Data extracted from a collection:
----

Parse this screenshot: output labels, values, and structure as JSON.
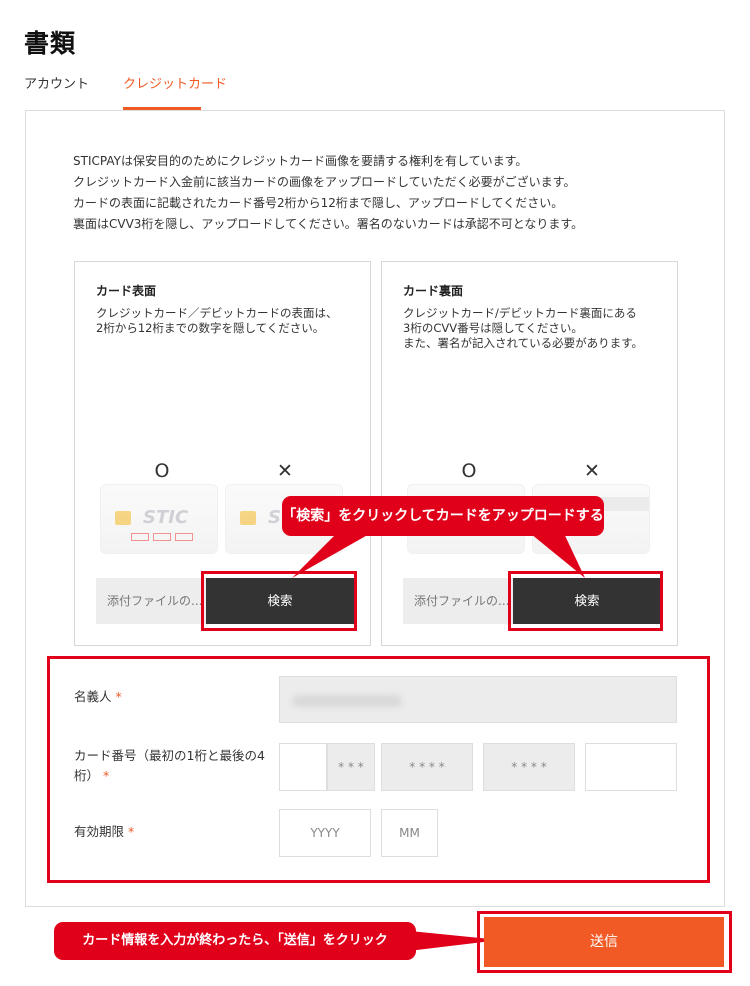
{
  "page": {
    "title": "書類"
  },
  "tabs": [
    {
      "label": "アカウント",
      "active": false
    },
    {
      "label": "クレジットカード",
      "active": true
    }
  ],
  "notice": [
    "STICPAYは保安目的のためにクレジットカード画像を要請する権利を有しています。",
    "クレジットカード入金前に該当カードの画像をアップロードしていただく必要がございます。",
    "カードの表面に記載されたカード番号2桁から12桁まで隠し、アップロードしてください。",
    "裏面はCVV3桁を隠し、アップロードしてください。署名のないカードは承認不可となります。"
  ],
  "card_front": {
    "title": "カード表面",
    "desc": [
      "クレジットカード／デビットカードの表面は、",
      "2桁から12桁までの数字を隠してください。"
    ],
    "ok_mark": "O",
    "ng_mark": "✕",
    "brand": "STIC",
    "file_placeholder": "添付ファイルの...",
    "search_label": "検索"
  },
  "card_back": {
    "title": "カード裏面",
    "desc": [
      "クレジットカード/デビットカード裏面にある",
      "3桁のCVV番号は隠してください。",
      "また、署名が記入されている必要があります。"
    ],
    "ok_mark": "O",
    "ng_mark": "✕",
    "file_placeholder": "添付ファイルの...",
    "search_label": "検索"
  },
  "callouts": {
    "upload": "「検索」をクリックしてカードをアップロードする",
    "submit": "カード情報を入力が終わったら、「送信」をクリック"
  },
  "form": {
    "name_label": "名義人",
    "required_mark": "*",
    "card_number_label_line1": "カード番号（最初の1桁と最後の4",
    "card_number_label_line2": "桁）",
    "card_number_masks": [
      "* * *",
      "* * * *",
      "* * * *"
    ],
    "expiry_label": "有効期限",
    "expiry_year_placeholder": "YYYY",
    "expiry_month_placeholder": "MM"
  },
  "submit_label": "送信",
  "colors": {
    "accent": "#f05a24",
    "annotation_red": "#e0001a",
    "dark_button": "#333333"
  }
}
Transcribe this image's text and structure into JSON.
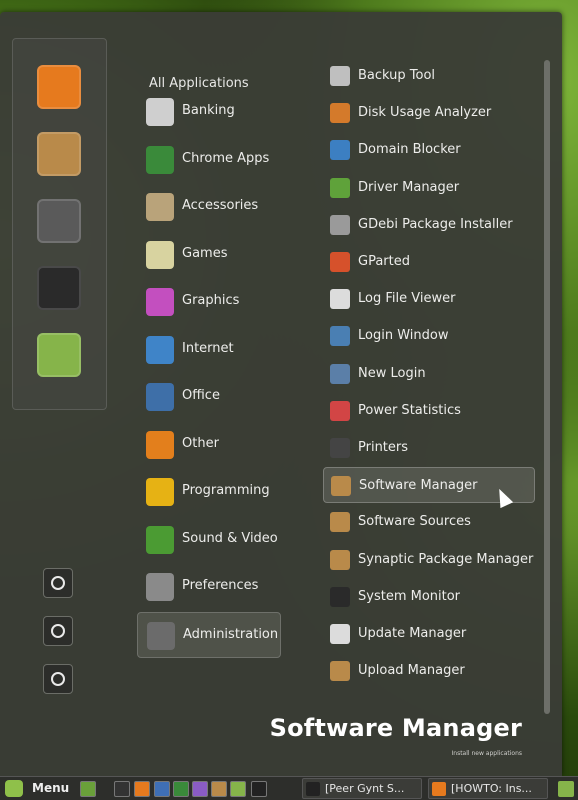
{
  "colors": {
    "menu_bg": "#3a3c36",
    "panel_bg": "#2d2e2b",
    "mint_green": "#8fc04a",
    "text": "#ededeb"
  },
  "favorites": [
    {
      "name": "firefox-icon",
      "color": "#e67a1e"
    },
    {
      "name": "package-installer-icon",
      "color": "#b98a4a"
    },
    {
      "name": "system-settings-icon",
      "color": "#5a5a5a"
    },
    {
      "name": "terminal-icon",
      "color": "#2a2a2a"
    },
    {
      "name": "files-folder-icon",
      "color": "#86b44a"
    }
  ],
  "quick_actions": [
    {
      "name": "lock-screen-icon"
    },
    {
      "name": "logout-icon"
    },
    {
      "name": "power-icon"
    }
  ],
  "categories_header": "All Applications",
  "categories": [
    {
      "label": "Banking",
      "icon": "banking-icon",
      "color": "#cfcfcf"
    },
    {
      "label": "Chrome Apps",
      "icon": "chrome-icon",
      "color": "#3a8a3a"
    },
    {
      "label": "Accessories",
      "icon": "accessories-icon",
      "color": "#b9a37a"
    },
    {
      "label": "Games",
      "icon": "games-icon",
      "color": "#d8d3a0"
    },
    {
      "label": "Graphics",
      "icon": "graphics-icon",
      "color": "#c34fbf"
    },
    {
      "label": "Internet",
      "icon": "internet-icon",
      "color": "#3f84c8"
    },
    {
      "label": "Office",
      "icon": "office-icon",
      "color": "#3e6fa8"
    },
    {
      "label": "Other",
      "icon": "other-icon",
      "color": "#e37f1c"
    },
    {
      "label": "Programming",
      "icon": "programming-icon",
      "color": "#e6b214"
    },
    {
      "label": "Sound & Video",
      "icon": "sound-video-icon",
      "color": "#4b9b33"
    },
    {
      "label": "Preferences",
      "icon": "preferences-icon",
      "color": "#8a8a8a"
    },
    {
      "label": "Administration",
      "icon": "administration-icon",
      "color": "#6b6b6b",
      "selected": true
    }
  ],
  "apps": [
    {
      "label": "Backup Tool",
      "icon": "backup-tool-icon",
      "color": "#bfbfbf"
    },
    {
      "label": "Disk Usage Analyzer",
      "icon": "disk-usage-icon",
      "color": "#d47a2b"
    },
    {
      "label": "Domain Blocker",
      "icon": "domain-blocker-icon",
      "color": "#3c7fc2"
    },
    {
      "label": "Driver Manager",
      "icon": "driver-manager-icon",
      "color": "#5fa23a"
    },
    {
      "label": "GDebi Package Installer",
      "icon": "gdebi-icon",
      "color": "#9a9a9a"
    },
    {
      "label": "GParted",
      "icon": "gparted-icon",
      "color": "#d6512b"
    },
    {
      "label": "Log File Viewer",
      "icon": "log-viewer-icon",
      "color": "#dcdcdc"
    },
    {
      "label": "Login Window",
      "icon": "login-window-icon",
      "color": "#4a7fb3"
    },
    {
      "label": "New Login",
      "icon": "new-login-icon",
      "color": "#5b7fa8"
    },
    {
      "label": "Power Statistics",
      "icon": "power-statistics-icon",
      "color": "#d24545"
    },
    {
      "label": "Printers",
      "icon": "printers-icon",
      "color": "#444444"
    },
    {
      "label": "Software Manager",
      "icon": "software-manager-icon",
      "color": "#b98a4a",
      "hovered": true
    },
    {
      "label": "Software Sources",
      "icon": "software-sources-icon",
      "color": "#b98a4a"
    },
    {
      "label": "Synaptic Package Manager",
      "icon": "synaptic-icon",
      "color": "#b98a4a"
    },
    {
      "label": "System Monitor",
      "icon": "system-monitor-icon",
      "color": "#2a2a2a"
    },
    {
      "label": "Update Manager",
      "icon": "update-manager-icon",
      "color": "#dcdcdc"
    },
    {
      "label": "Upload Manager",
      "icon": "upload-manager-icon",
      "color": "#b98a4a"
    }
  ],
  "selected_app": {
    "title": "Software Manager",
    "description": "Install new applications"
  },
  "panel": {
    "menu_label": "Menu",
    "launchers": [
      {
        "name": "show-desktop-icon",
        "color": "#6aa03a"
      },
      {
        "name": "terminal-launcher-icon",
        "color": "#333333"
      },
      {
        "name": "firefox-launcher-icon",
        "color": "#e67a1e"
      },
      {
        "name": "thunderbird-launcher-icon",
        "color": "#3f6fb5"
      },
      {
        "name": "chrome-launcher-icon",
        "color": "#3a8a3a"
      },
      {
        "name": "pidgin-launcher-icon",
        "color": "#8a5cc4"
      },
      {
        "name": "software-manager-launcher-icon",
        "color": "#b98a4a"
      },
      {
        "name": "files-launcher-icon",
        "color": "#86b44a"
      },
      {
        "name": "music-launcher-icon",
        "color": "#222222"
      }
    ],
    "tasks": [
      {
        "label": "[Peer Gynt S...",
        "icon": "music-task-icon",
        "color": "#222222"
      },
      {
        "label": "[HOWTO: Ins...",
        "icon": "firefox-task-icon",
        "color": "#e67a1e"
      }
    ],
    "tray_icon": {
      "name": "folder-tray-icon",
      "color": "#86b44a"
    }
  }
}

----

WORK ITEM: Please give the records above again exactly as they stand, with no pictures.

WRITTEN SOLUTION:
Parse this screenshot: output labels, values, and structure as JSON.
{
  "page": {
    "title": "書類"
  },
  "tabs": [
    {
      "label": "アカウント",
      "active": false
    },
    {
      "label": "クレジットカード",
      "active": true
    }
  ],
  "notice": [
    "STICPAYは保安目的のためにクレジットカード画像を要請する権利を有しています。",
    "クレジットカード入金前に該当カードの画像をアップロードしていただく必要がございます。",
    "カードの表面に記載されたカード番号2桁から12桁まで隠し、アップロードしてください。",
    "裏面はCVV3桁を隠し、アップロードしてください。署名のないカードは承認不可となります。"
  ],
  "card_front": {
    "title": "カード表面",
    "desc": [
      "クレジットカード／デビットカードの表面は、",
      "2桁から12桁までの数字を隠してください。"
    ],
    "ok_mark": "O",
    "ng_mark": "✕",
    "brand": "STIC",
    "file_placeholder": "添付ファイルの...",
    "search_label": "検索"
  },
  "card_back": {
    "title": "カード裏面",
    "desc": [
      "クレジットカード/デビットカード裏面にある",
      "3桁のCVV番号は隠してください。",
      "また、署名が記入されている必要があります。"
    ],
    "ok_mark": "O",
    "ng_mark": "✕",
    "file_placeholder": "添付ファイルの...",
    "search_label": "検索"
  },
  "callouts": {
    "upload": "「検索」をクリックしてカードをアップロードする",
    "submit": "カード情報を入力が終わったら、「送信」をクリック"
  },
  "form": {
    "name_label": "名義人",
    "required_mark": "*",
    "card_number_label_line1": "カード番号（最初の1桁と最後の4",
    "card_number_label_line2": "桁）",
    "card_number_masks": [
      "* * *",
      "* * * *",
      "* * * *"
    ],
    "expiry_label": "有効期限",
    "expiry_year_placeholder": "YYYY",
    "expiry_month_placeholder": "MM"
  },
  "submit_label": "送信",
  "colors": {
    "accent": "#f05a24",
    "annotation_red": "#e0001a",
    "dark_button": "#333333"
  }
}
Transcribe this image's text and structure into JSON.
{
  "colors": {
    "menu_bg": "#3a3c36",
    "panel_bg": "#2d2e2b",
    "mint_green": "#8fc04a",
    "text": "#ededeb"
  },
  "favorites": [
    {
      "name": "firefox-icon",
      "color": "#e67a1e"
    },
    {
      "name": "package-installer-icon",
      "color": "#b98a4a"
    },
    {
      "name": "system-settings-icon",
      "color": "#5a5a5a"
    },
    {
      "name": "terminal-icon",
      "color": "#2a2a2a"
    },
    {
      "name": "files-folder-icon",
      "color": "#86b44a"
    }
  ],
  "quick_actions": [
    {
      "name": "lock-screen-icon"
    },
    {
      "name": "logout-icon"
    },
    {
      "name": "power-icon"
    }
  ],
  "categories_header": "All Applications",
  "categories": [
    {
      "label": "Banking",
      "icon": "banking-icon",
      "color": "#cfcfcf"
    },
    {
      "label": "Chrome Apps",
      "icon": "chrome-icon",
      "color": "#3a8a3a"
    },
    {
      "label": "Accessories",
      "icon": "accessories-icon",
      "color": "#b9a37a"
    },
    {
      "label": "Games",
      "icon": "games-icon",
      "color": "#d8d3a0"
    },
    {
      "label": "Graphics",
      "icon": "graphics-icon",
      "color": "#c34fbf"
    },
    {
      "label": "Internet",
      "icon": "internet-icon",
      "color": "#3f84c8"
    },
    {
      "label": "Office",
      "icon": "office-icon",
      "color": "#3e6fa8"
    },
    {
      "label": "Other",
      "icon": "other-icon",
      "color": "#e37f1c"
    },
    {
      "label": "Programming",
      "icon": "programming-icon",
      "color": "#e6b214"
    },
    {
      "label": "Sound & Video",
      "icon": "sound-video-icon",
      "color": "#4b9b33"
    },
    {
      "label": "Preferences",
      "icon": "preferences-icon",
      "color": "#8a8a8a"
    },
    {
      "label": "Administration",
      "icon": "administration-icon",
      "color": "#6b6b6b",
      "selected": true
    }
  ],
  "apps": [
    {
      "label": "Backup Tool",
      "icon": "backup-tool-icon",
      "color": "#bfbfbf"
    },
    {
      "label": "Disk Usage Analyzer",
      "icon": "disk-usage-icon",
      "color": "#d47a2b"
    },
    {
      "label": "Domain Blocker",
      "icon": "domain-blocker-icon",
      "color": "#3c7fc2"
    },
    {
      "label": "Driver Manager",
      "icon": "driver-manager-icon",
      "color": "#5fa23a"
    },
    {
      "label": "GDebi Package Installer",
      "icon": "gdebi-icon",
      "color": "#9a9a9a"
    },
    {
      "label": "GParted",
      "icon": "gparted-icon",
      "color": "#d6512b"
    },
    {
      "label": "Log File Viewer",
      "icon": "log-viewer-icon",
      "color": "#dcdcdc"
    },
    {
      "label": "Login Window",
      "icon": "login-window-icon",
      "color": "#4a7fb3"
    },
    {
      "label": "New Login",
      "icon": "new-login-icon",
      "color": "#5b7fa8"
    },
    {
      "label": "Power Statistics",
      "icon": "power-statistics-icon",
      "color": "#d24545"
    },
    {
      "label": "Printers",
      "icon": "printers-icon",
      "color": "#444444"
    },
    {
      "label": "Software Manager",
      "icon": "software-manager-icon",
      "color": "#b98a4a",
      "hovered": true
    },
    {
      "label": "Software Sources",
      "icon": "software-sources-icon",
      "color": "#b98a4a"
    },
    {
      "label": "Synaptic Package Manager",
      "icon": "synaptic-icon",
      "color": "#b98a4a"
    },
    {
      "label": "System Monitor",
      "icon": "system-monitor-icon",
      "color": "#2a2a2a"
    },
    {
      "label": "Update Manager",
      "icon": "update-manager-icon",
      "color": "#dcdcdc"
    },
    {
      "label": "Upload Manager",
      "icon": "upload-manager-icon",
      "color": "#b98a4a"
    }
  ],
  "selected_app": {
    "title": "Software Manager",
    "description": "Install new applications"
  },
  "panel": {
    "menu_label": "Menu",
    "launchers": [
      {
        "name": "show-desktop-icon",
        "color": "#6aa03a"
      },
      {
        "name": "terminal-launcher-icon",
        "color": "#333333"
      },
      {
        "name": "firefox-launcher-icon",
        "color": "#e67a1e"
      },
      {
        "name": "thunderbird-launcher-icon",
        "color": "#3f6fb5"
      },
      {
        "name": "chrome-launcher-icon",
        "color": "#3a8a3a"
      },
      {
        "name": "pidgin-launcher-icon",
        "color": "#8a5cc4"
      },
      {
        "name": "software-manager-launcher-icon",
        "color": "#b98a4a"
      },
      {
        "name": "files-launcher-icon",
        "color": "#86b44a"
      },
      {
        "name": "music-launcher-icon",
        "color": "#222222"
      }
    ],
    "tasks": [
      {
        "label": "[Peer Gynt S...",
        "icon": "music-task-icon",
        "color": "#222222"
      },
      {
        "label": "[HOWTO: Ins...",
        "icon": "firefox-task-icon",
        "color": "#e67a1e"
      }
    ],
    "tray_icon": {
      "name": "folder-tray-icon",
      "color": "#86b44a"
    }
  }
}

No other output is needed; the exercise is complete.